• _Work to be completed_
Set down each entry from the block beneath, exactly as written.
┄┄┄┄┄┄┄┄┄┄
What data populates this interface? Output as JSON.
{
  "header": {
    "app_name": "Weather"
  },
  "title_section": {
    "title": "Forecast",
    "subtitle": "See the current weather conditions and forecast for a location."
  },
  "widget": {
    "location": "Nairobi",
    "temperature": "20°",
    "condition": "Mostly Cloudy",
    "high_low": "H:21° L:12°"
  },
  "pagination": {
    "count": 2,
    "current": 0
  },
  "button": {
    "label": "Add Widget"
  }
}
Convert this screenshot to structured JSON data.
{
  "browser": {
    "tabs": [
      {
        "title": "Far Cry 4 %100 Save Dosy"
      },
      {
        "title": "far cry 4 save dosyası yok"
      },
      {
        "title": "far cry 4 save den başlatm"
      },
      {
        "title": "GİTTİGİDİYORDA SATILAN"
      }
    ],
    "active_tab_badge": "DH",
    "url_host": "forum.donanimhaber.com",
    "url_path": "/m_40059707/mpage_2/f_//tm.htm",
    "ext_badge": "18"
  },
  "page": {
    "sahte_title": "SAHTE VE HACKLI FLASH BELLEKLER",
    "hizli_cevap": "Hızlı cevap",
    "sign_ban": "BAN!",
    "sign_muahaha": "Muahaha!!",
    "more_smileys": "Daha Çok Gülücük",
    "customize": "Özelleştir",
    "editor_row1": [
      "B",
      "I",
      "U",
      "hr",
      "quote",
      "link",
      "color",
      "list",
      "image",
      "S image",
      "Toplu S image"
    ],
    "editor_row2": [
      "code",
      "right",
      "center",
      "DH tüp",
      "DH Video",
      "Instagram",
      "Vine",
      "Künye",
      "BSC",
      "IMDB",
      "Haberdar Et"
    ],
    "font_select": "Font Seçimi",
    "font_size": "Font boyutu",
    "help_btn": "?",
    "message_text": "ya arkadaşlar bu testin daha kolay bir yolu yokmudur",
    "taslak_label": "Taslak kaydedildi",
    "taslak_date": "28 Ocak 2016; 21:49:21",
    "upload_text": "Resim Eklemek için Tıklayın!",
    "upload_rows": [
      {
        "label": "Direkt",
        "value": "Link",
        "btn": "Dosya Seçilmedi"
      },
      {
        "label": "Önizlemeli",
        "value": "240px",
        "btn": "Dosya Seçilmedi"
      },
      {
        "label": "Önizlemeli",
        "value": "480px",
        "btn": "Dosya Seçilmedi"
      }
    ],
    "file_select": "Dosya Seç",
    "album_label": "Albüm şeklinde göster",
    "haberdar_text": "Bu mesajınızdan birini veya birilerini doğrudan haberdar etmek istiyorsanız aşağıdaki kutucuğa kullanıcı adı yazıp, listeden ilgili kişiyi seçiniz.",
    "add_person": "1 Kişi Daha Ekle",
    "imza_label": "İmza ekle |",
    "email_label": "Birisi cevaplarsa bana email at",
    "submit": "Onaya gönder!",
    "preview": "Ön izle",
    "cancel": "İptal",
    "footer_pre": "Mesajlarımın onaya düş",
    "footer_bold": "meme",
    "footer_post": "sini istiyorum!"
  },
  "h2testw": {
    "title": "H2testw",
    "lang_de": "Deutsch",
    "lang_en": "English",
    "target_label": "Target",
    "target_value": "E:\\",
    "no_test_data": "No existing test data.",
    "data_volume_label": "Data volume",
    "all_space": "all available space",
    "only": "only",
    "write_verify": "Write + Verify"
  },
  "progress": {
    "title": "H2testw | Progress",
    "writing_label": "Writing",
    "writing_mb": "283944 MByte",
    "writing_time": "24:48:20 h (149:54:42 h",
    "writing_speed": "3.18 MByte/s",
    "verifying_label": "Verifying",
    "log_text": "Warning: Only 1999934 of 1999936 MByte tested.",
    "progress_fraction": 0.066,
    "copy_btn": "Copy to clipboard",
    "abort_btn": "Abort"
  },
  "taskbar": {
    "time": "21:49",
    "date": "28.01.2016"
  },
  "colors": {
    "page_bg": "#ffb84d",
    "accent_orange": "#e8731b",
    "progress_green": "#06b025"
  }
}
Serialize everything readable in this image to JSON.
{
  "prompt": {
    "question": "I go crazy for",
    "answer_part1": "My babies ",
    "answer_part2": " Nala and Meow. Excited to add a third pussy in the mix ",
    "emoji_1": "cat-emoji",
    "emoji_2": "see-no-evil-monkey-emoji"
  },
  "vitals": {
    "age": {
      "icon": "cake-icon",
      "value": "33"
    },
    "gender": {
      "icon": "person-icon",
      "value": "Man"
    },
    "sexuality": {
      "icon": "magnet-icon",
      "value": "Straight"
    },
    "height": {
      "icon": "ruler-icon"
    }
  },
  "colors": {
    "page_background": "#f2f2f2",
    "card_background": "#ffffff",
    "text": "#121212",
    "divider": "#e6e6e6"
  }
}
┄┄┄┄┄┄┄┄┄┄
• _Response_
What data populates this interface? Output as JSON.
{
  "header": {
    "app_name": "Weather"
  },
  "title_section": {
    "title": "Forecast",
    "subtitle": "See the current weather conditions and forecast for a location."
  },
  "widget": {
    "location": "Nairobi",
    "temperature": "20°",
    "condition": "Mostly Cloudy",
    "high_low": "H:21° L:12°"
  },
  "pagination": {
    "count": 2,
    "current": 0
  },
  "button": {
    "label": "Add Widget"
  }
}
Convert this screenshot to structured JSON data.
{
  "browser": {
    "tabs": [
      {
        "title": "Far Cry 4 %100 Save Dosy"
      },
      {
        "title": "far cry 4 save dosyası yok"
      },
      {
        "title": "far cry 4 save den başlatm"
      },
      {
        "title": "GİTTİGİDİYORDA SATILAN"
      }
    ],
    "active_tab_badge": "DH",
    "url_host": "forum.donanimhaber.com",
    "url_path": "/m_40059707/mpage_2/f_//tm.htm",
    "ext_badge": "18"
  },
  "page": {
    "sahte_title": "SAHTE VE HACKLI FLASH BELLEKLER",
    "hizli_cevap": "Hızlı cevap",
    "sign_ban": "BAN!",
    "sign_muahaha": "Muahaha!!",
    "more_smileys": "Daha Çok Gülücük",
    "customize": "Özelleştir",
    "editor_row1": [
      "B",
      "I",
      "U",
      "hr",
      "quote",
      "link",
      "color",
      "list",
      "image",
      "S image",
      "Toplu S image"
    ],
    "editor_row2": [
      "code",
      "right",
      "center",
      "DH tüp",
      "DH Video",
      "Instagram",
      "Vine",
      "Künye",
      "BSC",
      "IMDB",
      "Haberdar Et"
    ],
    "font_select": "Font Seçimi",
    "font_size": "Font boyutu",
    "help_btn": "?",
    "message_text": "ya arkadaşlar bu testin daha kolay bir yolu yokmudur",
    "taslak_label": "Taslak kaydedildi",
    "taslak_date": "28 Ocak 2016; 21:49:21",
    "upload_text": "Resim Eklemek için Tıklayın!",
    "upload_rows": [
      {
        "label": "Direkt",
        "value": "Link",
        "btn": "Dosya Seçilmedi"
      },
      {
        "label": "Önizlemeli",
        "value": "240px",
        "btn": "Dosya Seçilmedi"
      },
      {
        "label": "Önizlemeli",
        "value": "480px",
        "btn": "Dosya Seçilmedi"
      }
    ],
    "file_select": "Dosya Seç",
    "album_label": "Albüm şeklinde göster",
    "haberdar_text": "Bu mesajınızdan birini veya birilerini doğrudan haberdar etmek istiyorsanız aşağıdaki kutucuğa kullanıcı adı yazıp, listeden ilgili kişiyi seçiniz.",
    "add_person": "1 Kişi Daha Ekle",
    "imza_label": "İmza ekle |",
    "email_label": "Birisi cevaplarsa bana email at",
    "submit": "Onaya gönder!",
    "preview": "Ön izle",
    "cancel": "İptal",
    "footer_pre": "Mesajlarımın onaya düş",
    "footer_bold": "meme",
    "footer_post": "sini istiyorum!"
  },
  "h2testw": {
    "title": "H2testw",
    "lang_de": "Deutsch",
    "lang_en": "English",
    "target_label": "Target",
    "target_value": "E:\\",
    "no_test_data": "No existing test data.",
    "data_volume_label": "Data volume",
    "all_space": "all available space",
    "only": "only",
    "write_verify": "Write + Verify"
  },
  "progress": {
    "title": "H2testw | Progress",
    "writing_label": "Writing",
    "writing_mb": "283944 MByte",
    "writing_time": "24:48:20 h (149:54:42 h",
    "writing_speed": "3.18 MByte/s",
    "verifying_label": "Verifying",
    "log_text": "Warning: Only 1999934 of 1999936 MByte tested.",
    "progress_fraction": 0.066,
    "copy_btn": "Copy to clipboard",
    "abort_btn": "Abort"
  },
  "taskbar": {
    "time": "21:49",
    "date": "28.01.2016"
  },
  "colors": {
    "page_bg": "#ffb84d",
    "accent_orange": "#e8731b",
    "progress_green": "#06b025"
  }
}
Serialize everything readable in this image to JSON.
{
  "prompt": {
    "question": "I go crazy for",
    "answer_part1": "My babies ",
    "answer_part2": " Nala and Meow. Excited to add a third pussy in the mix ",
    "emoji_1": "cat-emoji",
    "emoji_2": "see-no-evil-monkey-emoji"
  },
  "vitals": {
    "age": {
      "icon": "cake-icon",
      "value": "33"
    },
    "gender": {
      "icon": "person-icon",
      "value": "Man"
    },
    "sexuality": {
      "icon": "magnet-icon",
      "value": "Straight"
    },
    "height": {
      "icon": "ruler-icon"
    }
  },
  "colors": {
    "page_background": "#f2f2f2",
    "card_background": "#ffffff",
    "text": "#121212",
    "divider": "#e6e6e6"
  }
}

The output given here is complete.